Debt servicing to take up 66% of Kenyans’ Ksh.1.7 trillion in taxes
Kenya’s public debt has ballooned to Ksh.8.4 trillion record high as President Uhuru Kenyatta prepares to vacate office in August, representing a 344.4 percent jump from Ksh.1.89 trillion debt which was left behind by the late President Mwai Kibaki in 2013.
The National Treasury Cabinet Secretary Ukur Yatani has put debt servicing costs at Ksh.1.5 trillion.
This represents 66 percent of Ksh.1.77 trillion the Kenya Revenue Authority (KRA) has been tasked to collect by June 30, 2022.
Out of the Ksh.8.4 trillion debts, Kenya owes foreign creditors Ksh.4.21 trillion compared to Ksh.4.19 trillion owed to domestic creditors.
In his Madaraka Day speech on June 1, President Kenyatta defended his borrowing habit, saying it was necessary to fund infrastructure and accelerate economic growth.
“I want to pose a National Question: How much is ‘too much’ borrowing?

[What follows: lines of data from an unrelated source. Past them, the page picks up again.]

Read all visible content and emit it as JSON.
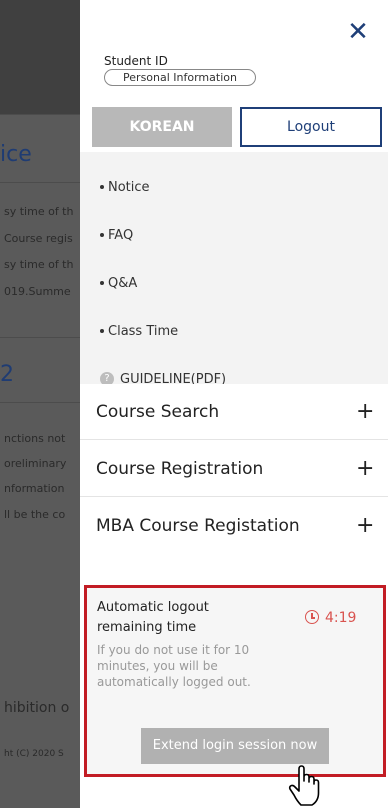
{
  "background": {
    "lines_top": [
      "sy time of th",
      "Course regis",
      "sy time of th",
      "019.Summe"
    ],
    "heading_1": "ice",
    "heading_2": "2",
    "lines_mid": [
      "nctions not",
      "oreliminary",
      "nformation",
      "ll be the co"
    ],
    "footer_text": "hibition o",
    "copyright": "ht (C) 2020 S"
  },
  "drawer": {
    "student_id_label": "Student ID",
    "personal_info_label": "Personal Information",
    "buttons": {
      "korean": "KOREAN",
      "logout": "Logout"
    },
    "submenu": [
      {
        "label": "Notice"
      },
      {
        "label": "FAQ"
      },
      {
        "label": "Q&A"
      },
      {
        "label": "Class Time"
      }
    ],
    "guideline": {
      "icon": "question-circle-icon",
      "label": "GUIDELINE(PDF)"
    },
    "menu": [
      {
        "label": "Course Search"
      },
      {
        "label": "Course Registration"
      },
      {
        "label": "MBA Course Registation"
      }
    ],
    "plus_symbol": "+",
    "close_symbol": "✕",
    "logout_box": {
      "title": "Automatic logout remaining time",
      "timer": "4:19",
      "description": "If you do not use it for 10 minutes, you will be automatically logged out.",
      "extend_label": "Extend login session now"
    }
  },
  "colors": {
    "accent_navy": "#1f3f78",
    "alert_red": "#c21c24",
    "timer_red": "#d9534f",
    "button_gray": "#b1b1b1"
  }
}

When does borrowing become ‘too much’ and unbearable to a nation?” asked the President.
Together with his Deputy William Ruto after clinching the presidency in 2013 relied on loans to build roads, bridges, power plants and railway lines.
“And if we can transport 10 times more passengers with SGR at half the price and half the time and move 3 times more cargo daily from Mombasa to our neighbours, then our borrowing has surely been worthwhile and paid tangible dividends,” said the President.

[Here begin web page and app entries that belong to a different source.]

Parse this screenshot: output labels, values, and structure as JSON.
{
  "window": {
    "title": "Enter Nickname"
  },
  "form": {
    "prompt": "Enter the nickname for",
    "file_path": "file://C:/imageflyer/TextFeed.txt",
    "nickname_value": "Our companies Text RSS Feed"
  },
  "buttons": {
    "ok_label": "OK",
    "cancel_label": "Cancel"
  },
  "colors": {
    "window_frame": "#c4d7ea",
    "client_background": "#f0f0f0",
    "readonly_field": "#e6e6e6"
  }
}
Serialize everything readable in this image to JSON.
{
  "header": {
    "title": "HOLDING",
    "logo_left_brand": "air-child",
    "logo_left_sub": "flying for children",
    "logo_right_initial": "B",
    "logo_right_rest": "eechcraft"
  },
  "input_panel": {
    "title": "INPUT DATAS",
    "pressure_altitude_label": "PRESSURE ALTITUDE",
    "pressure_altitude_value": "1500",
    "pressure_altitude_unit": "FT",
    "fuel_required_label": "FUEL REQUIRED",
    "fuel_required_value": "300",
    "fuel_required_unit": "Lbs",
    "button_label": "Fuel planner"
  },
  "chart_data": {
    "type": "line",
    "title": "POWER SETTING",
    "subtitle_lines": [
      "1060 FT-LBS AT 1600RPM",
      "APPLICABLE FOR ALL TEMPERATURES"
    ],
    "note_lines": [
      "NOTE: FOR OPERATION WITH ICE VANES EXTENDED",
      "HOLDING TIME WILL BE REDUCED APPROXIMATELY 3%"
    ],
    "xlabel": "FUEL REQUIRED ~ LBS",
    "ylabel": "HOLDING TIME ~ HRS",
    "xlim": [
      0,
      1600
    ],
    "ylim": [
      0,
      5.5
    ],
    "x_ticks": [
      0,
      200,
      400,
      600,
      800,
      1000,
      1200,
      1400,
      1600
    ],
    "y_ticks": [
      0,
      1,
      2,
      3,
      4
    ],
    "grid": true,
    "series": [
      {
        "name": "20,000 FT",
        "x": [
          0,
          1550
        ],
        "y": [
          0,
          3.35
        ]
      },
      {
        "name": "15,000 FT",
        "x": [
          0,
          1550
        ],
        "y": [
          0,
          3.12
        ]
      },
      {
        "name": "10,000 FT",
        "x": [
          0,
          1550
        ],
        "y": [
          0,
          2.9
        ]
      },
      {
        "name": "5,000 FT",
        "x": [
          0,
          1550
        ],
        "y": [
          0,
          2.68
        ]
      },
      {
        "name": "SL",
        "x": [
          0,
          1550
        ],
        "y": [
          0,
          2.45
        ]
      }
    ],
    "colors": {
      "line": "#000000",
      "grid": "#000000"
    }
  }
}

For close to a decade now, China has been the biggest financier accounting for 67 percent of Kenya’s total external debt, mainly infrastructure financing including the Ksh.477 billion Standard Gauge Railway (SGR) loan.

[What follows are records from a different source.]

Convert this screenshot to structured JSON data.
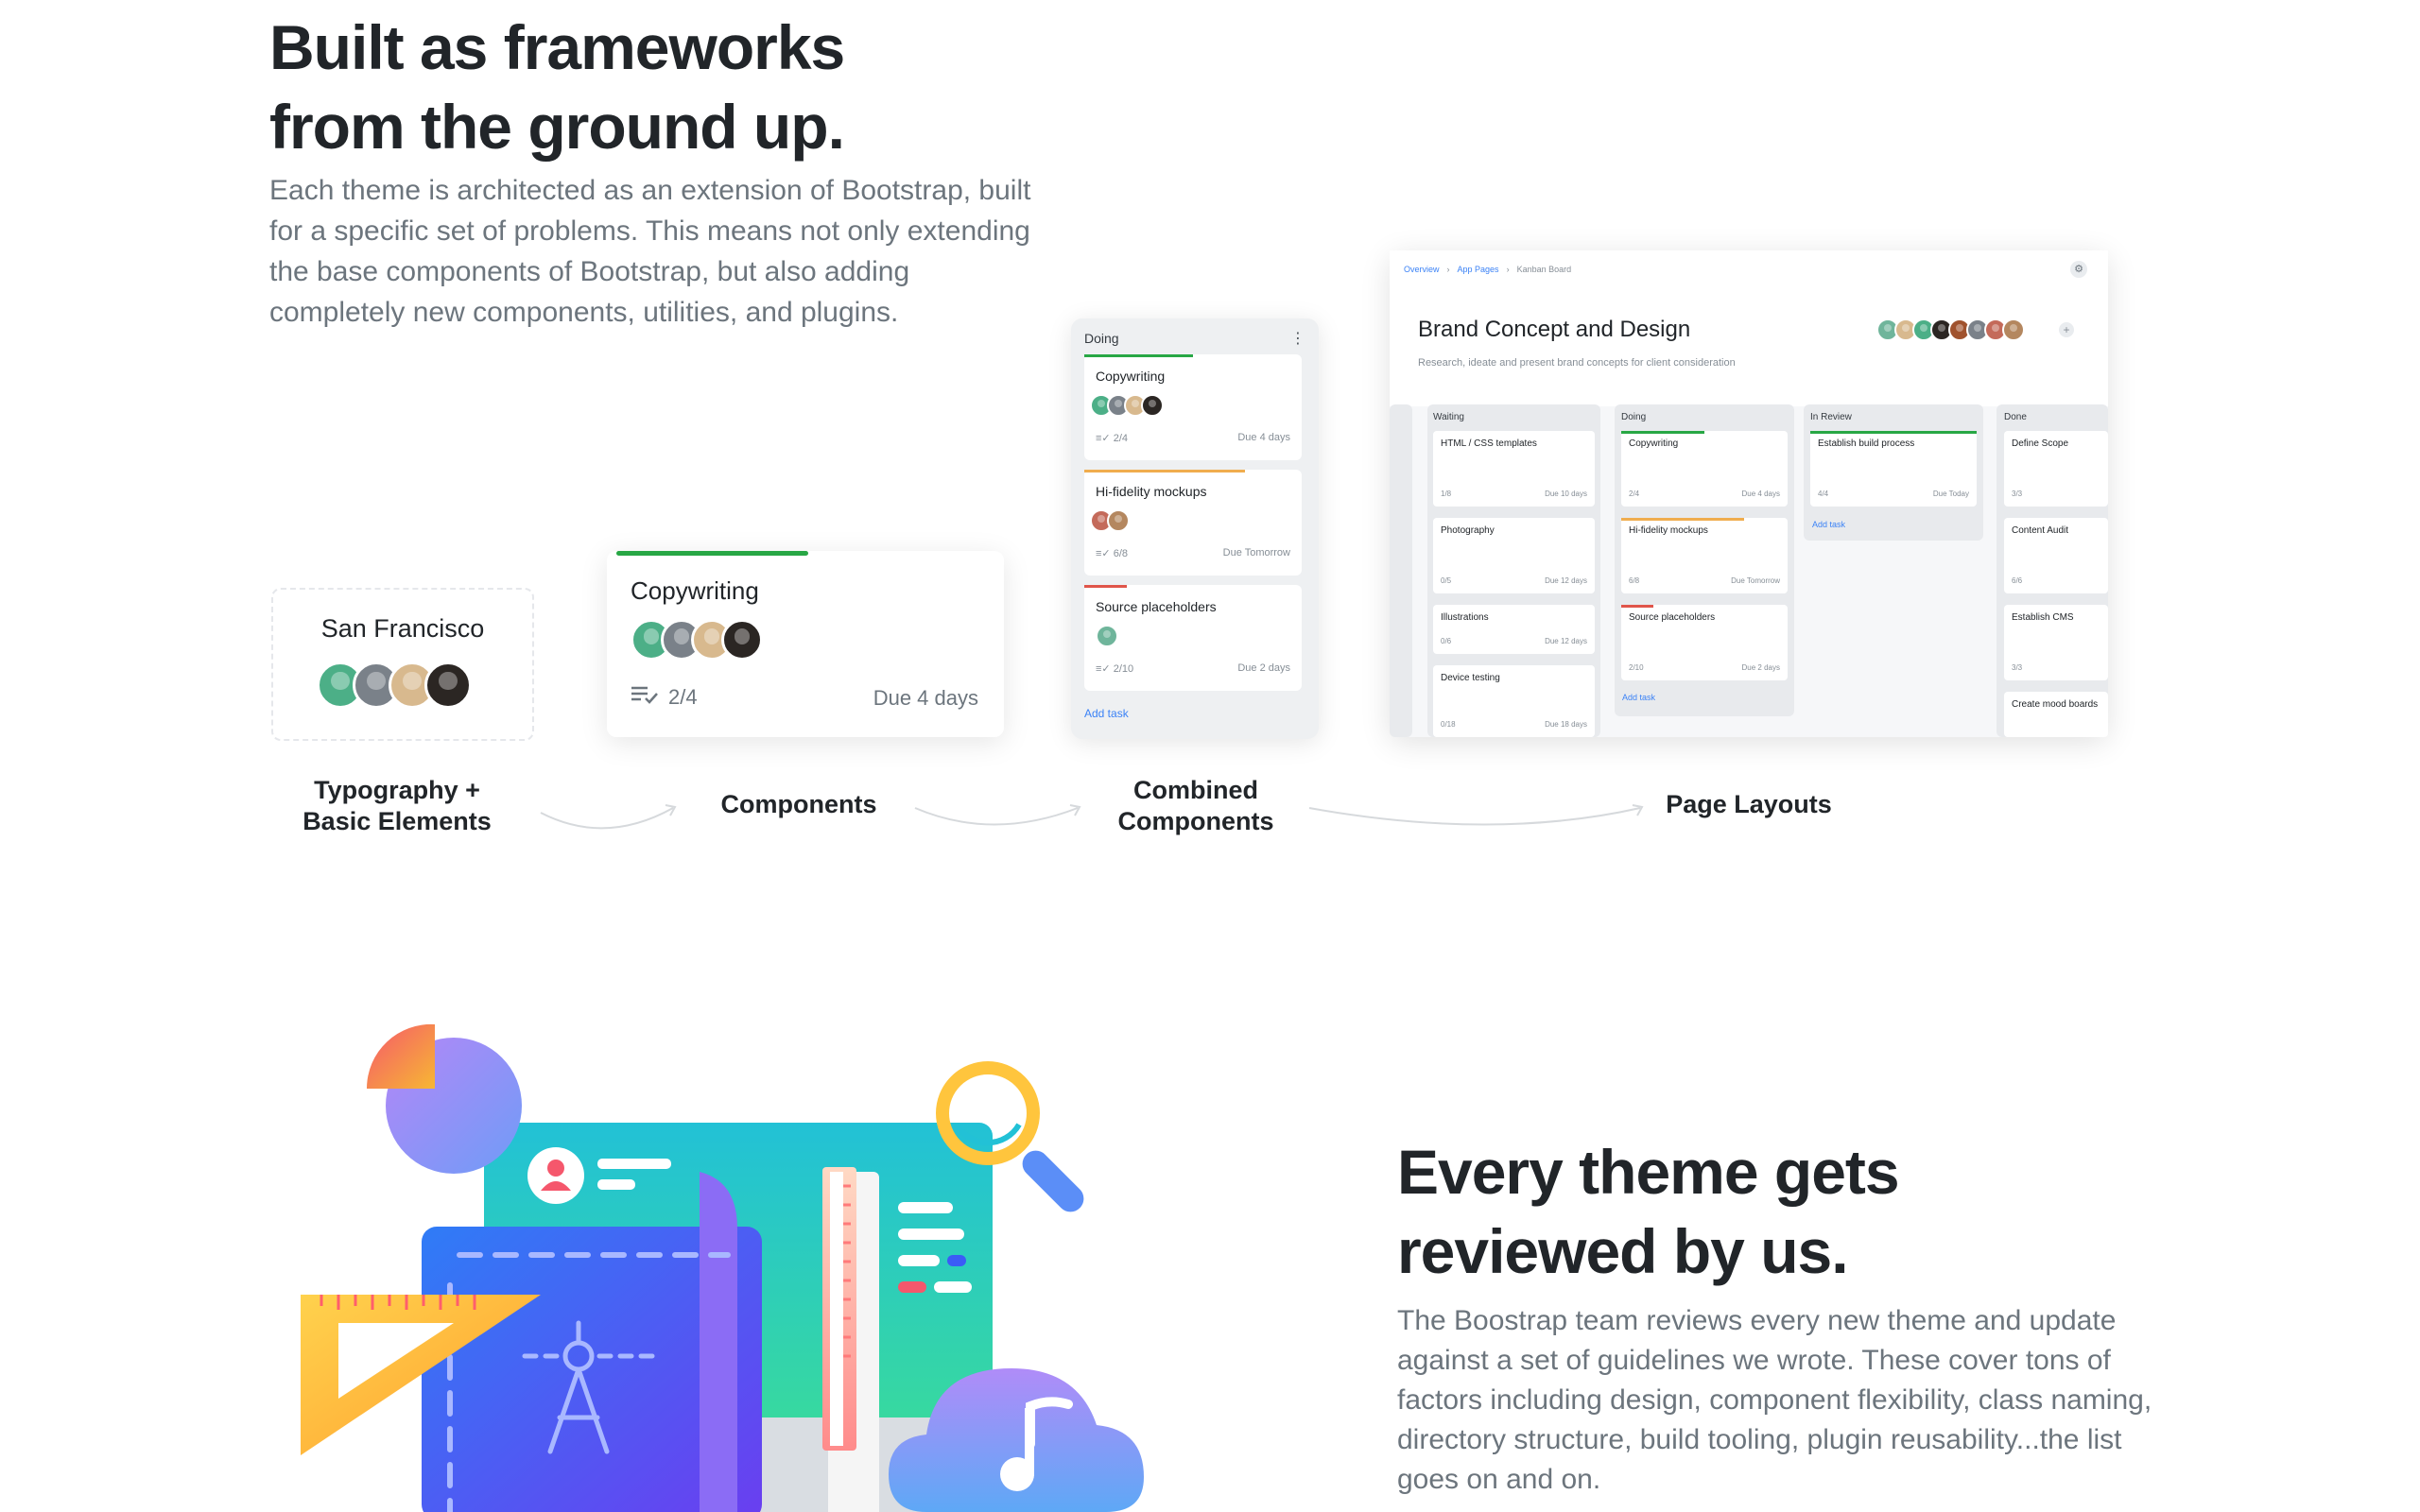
{
  "hero": {
    "title_line1": "Built as frameworks",
    "title_line2": "from the ground up.",
    "lead": "Each theme is architected as an extension of Bootstrap, built for a specific set of problems. This means not only extending the base components of Bootstrap, but also adding completely new components, utilities, and plugins."
  },
  "stages": {
    "typography": {
      "label_line1": "Typography +",
      "label_line2": "Basic Elements",
      "city": "San Francisco"
    },
    "components": {
      "label": "Components",
      "card_title": "Copywriting",
      "checklist": "2/4",
      "due": "Due 4 days"
    },
    "combined": {
      "label_line1": "Combined",
      "label_line2": "Components",
      "column_title": "Doing",
      "cards": [
        {
          "title": "Copywriting",
          "checklist": "2/4",
          "due": "Due 4 days",
          "bar_color": "#28a745"
        },
        {
          "title": "Hi-fidelity mockups",
          "checklist": "6/8",
          "due": "Due Tomorrow",
          "bar_color": "#f0ad4e"
        },
        {
          "title": "Source placeholders",
          "checklist": "2/10",
          "due": "Due 2 days",
          "bar_color": "#e0554a"
        }
      ],
      "add_task": "Add task"
    },
    "page_layouts": {
      "label": "Page Layouts",
      "breadcrumb": [
        "Overview",
        "App Pages",
        "Kanban Board"
      ],
      "title": "Brand Concept and Design",
      "subtitle": "Research, ideate and present brand concepts for client consideration",
      "add_task": "Add task",
      "columns": [
        {
          "title": "Waiting",
          "cards": [
            {
              "title": "HTML / CSS templates",
              "meta": "1/8",
              "due": "Due 10 days"
            },
            {
              "title": "Photography",
              "meta": "0/5",
              "due": "Due 12 days"
            },
            {
              "title": "Illustrations",
              "meta": "0/6",
              "due": "Due 12 days"
            },
            {
              "title": "Device testing",
              "meta": "0/18",
              "due": "Due 18 days"
            }
          ]
        },
        {
          "title": "Doing",
          "cards": [
            {
              "title": "Copywriting",
              "meta": "2/4",
              "due": "Due 4 days"
            },
            {
              "title": "Hi-fidelity mockups",
              "meta": "6/8",
              "due": "Due Tomorrow"
            },
            {
              "title": "Source placeholders",
              "meta": "2/10",
              "due": "Due 2 days"
            }
          ]
        },
        {
          "title": "In Review",
          "cards": [
            {
              "title": "Establish build process",
              "meta": "4/4",
              "due": "Due Today"
            }
          ]
        },
        {
          "title": "Done",
          "cards": [
            {
              "title": "Define Scope",
              "meta": "3/3",
              "due": ""
            },
            {
              "title": "Content Audit",
              "meta": "6/6",
              "due": ""
            },
            {
              "title": "Establish CMS",
              "meta": "3/3",
              "due": ""
            },
            {
              "title": "Create mood boards",
              "meta": "",
              "due": ""
            }
          ]
        }
      ]
    }
  },
  "review": {
    "title_line1": "Every theme gets",
    "title_line2": "reviewed by us.",
    "lead": "The Boostrap team reviews every new theme and update against a set of guidelines we wrote. These cover tons of factors including design, component flexibility, class naming, directory structure, build tooling, plugin reusability...the list goes on and on."
  },
  "colors": {
    "success": "#28a745",
    "warning": "#f0ad4e",
    "danger": "#e0554a",
    "link": "#3b82f6",
    "muted": "#6c757d"
  }
}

Kenya owed China Ksh.799.25 billion ($6.95 billion) as of December last year compared to Ksh.162.3 billion ($1.42 billion) owed to Japan same period, making Japan the second-biggest creditor, according to National Treasury.
Another major lenders are France which accounts for seven percent of foreign loans.
But Japan has leapfrogged President Xi Jing Pin to become the country’s biggest creditor based on how Kenya intends to receive credit for the FY 2022/23.
In his manifesto released on June 6, Azimio Presidential flag bearer Raila Odinga hinted at negotiating terms for debt repayment to fund his ambitious ten-point agenda, but it will be a long road home.
“We will ensure that all debts are procured only for purpose of viable projects that will finance the repayments and debt servicing and secure inter-generational equity,” said Odinga.
Experts who welcomed his terms, however, argued otherwise.
“The restructuring talks will be difficult to execute and also dependent on the creditor type. The window for wholesale relief for a middle-income country such as Kenya won’t fly with some creditors,” said Churchill Ogutu who spoke to Business Daily.
Should Odinga or his main competitor Ruto clinch the seat, will require an average of Ksh.3.74 billion daily to repay the country’s debts.